What's wanted is a faithful retyping of every entry, pictures excluded.

[Interface dataset entries]
Start of Block

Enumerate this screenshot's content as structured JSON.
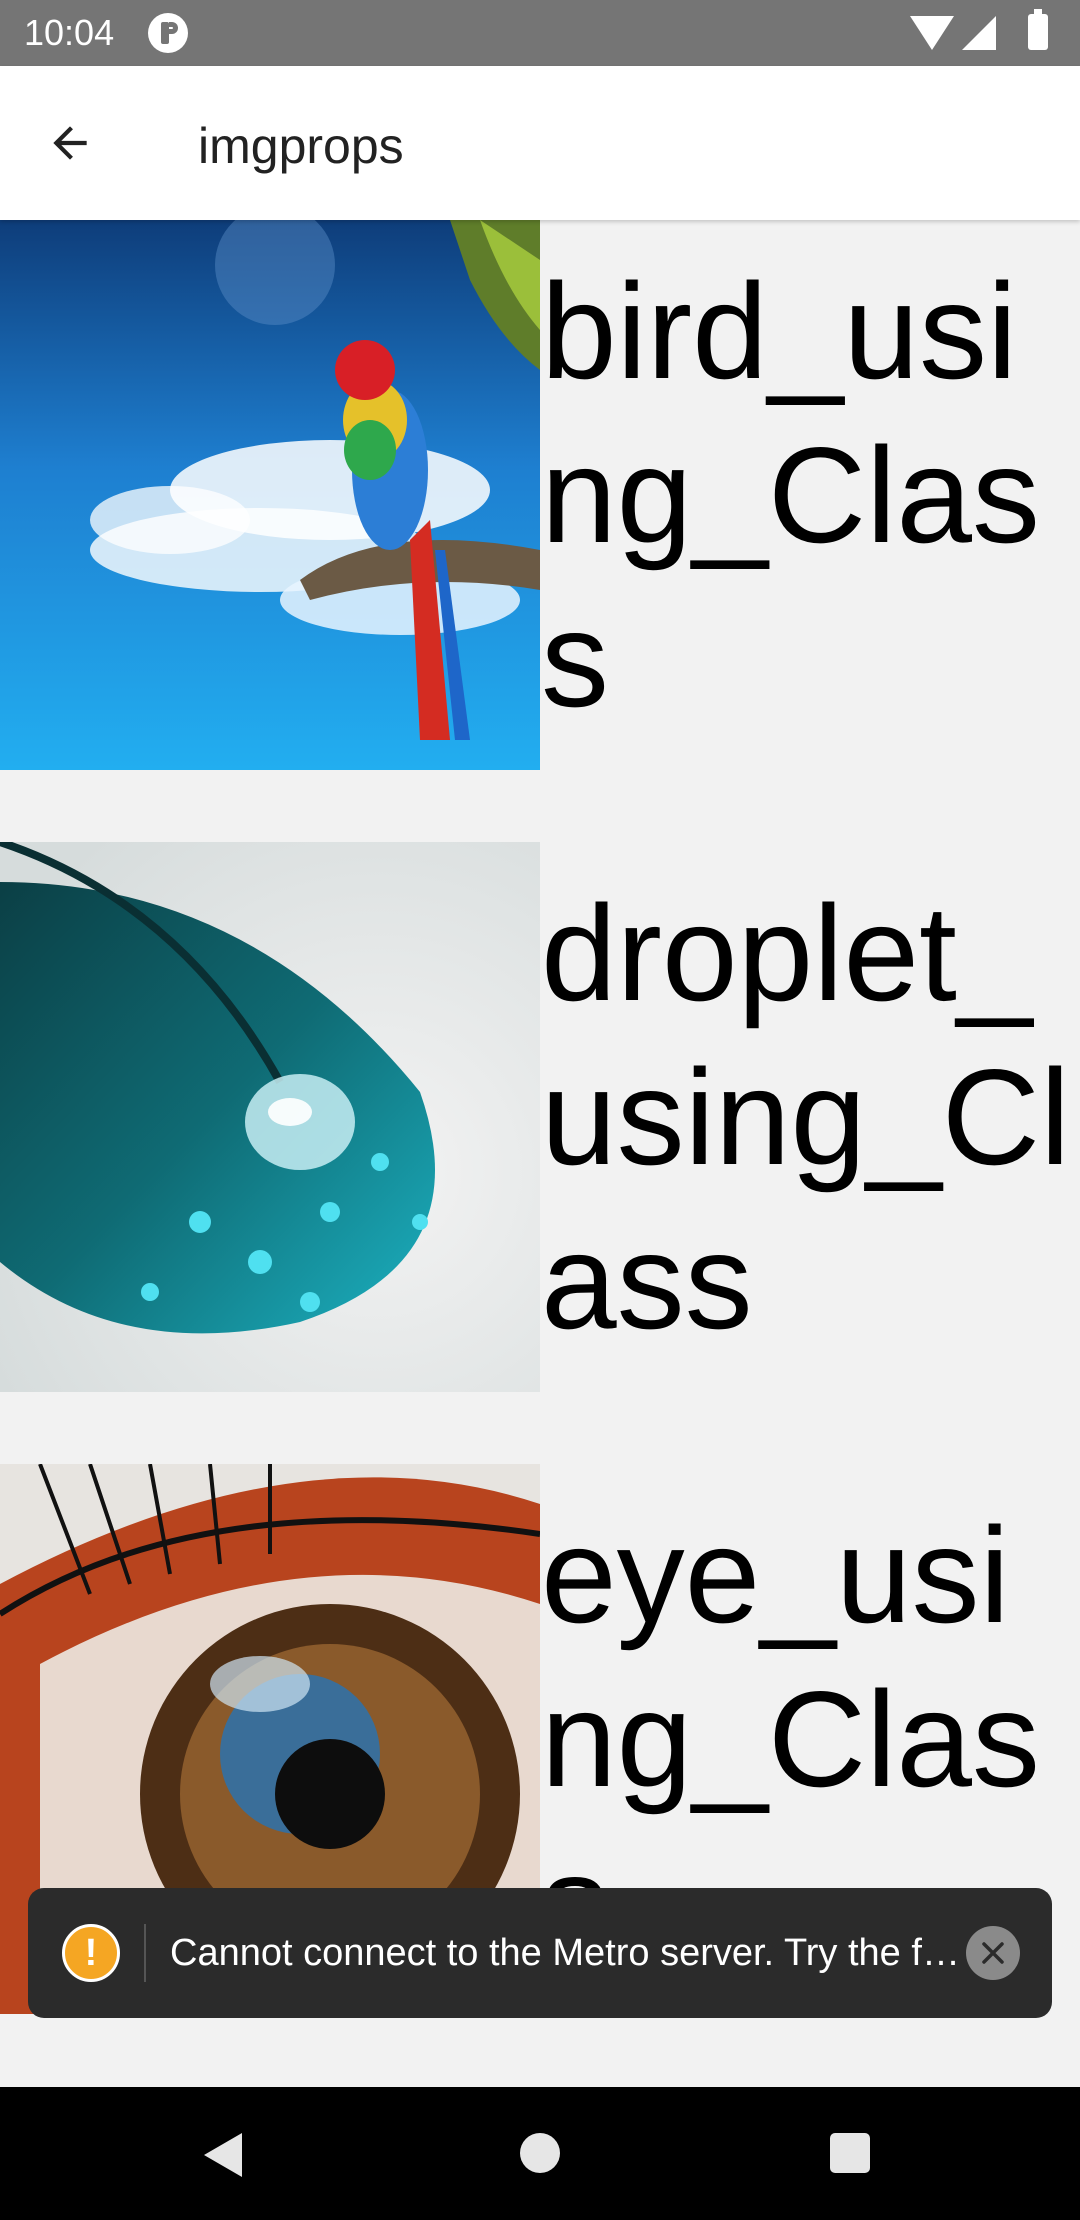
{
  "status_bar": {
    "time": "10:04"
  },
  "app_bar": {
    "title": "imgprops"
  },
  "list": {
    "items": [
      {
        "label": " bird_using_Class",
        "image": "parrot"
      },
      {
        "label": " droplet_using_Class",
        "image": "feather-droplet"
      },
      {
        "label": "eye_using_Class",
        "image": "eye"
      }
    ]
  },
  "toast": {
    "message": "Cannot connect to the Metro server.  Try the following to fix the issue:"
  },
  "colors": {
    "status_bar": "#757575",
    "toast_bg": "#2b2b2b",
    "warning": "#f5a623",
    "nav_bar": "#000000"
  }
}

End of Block

- [Response to the task]:
Enumerate this screenshot's content as structured JSON.
{
  "status_bar": {
    "time": "10:04"
  },
  "app_bar": {
    "title": "imgprops"
  },
  "list": {
    "items": [
      {
        "label": " bird_using_Class",
        "image": "parrot"
      },
      {
        "label": " droplet_using_Class",
        "image": "feather-droplet"
      },
      {
        "label": "eye_using_Class",
        "image": "eye"
      }
    ]
  },
  "toast": {
    "message": "Cannot connect to the Metro server.  Try the following to fix the issue:"
  },
  "colors": {
    "status_bar": "#757575",
    "toast_bg": "#2b2b2b",
    "warning": "#f5a623",
    "nav_bar": "#000000"
  }
}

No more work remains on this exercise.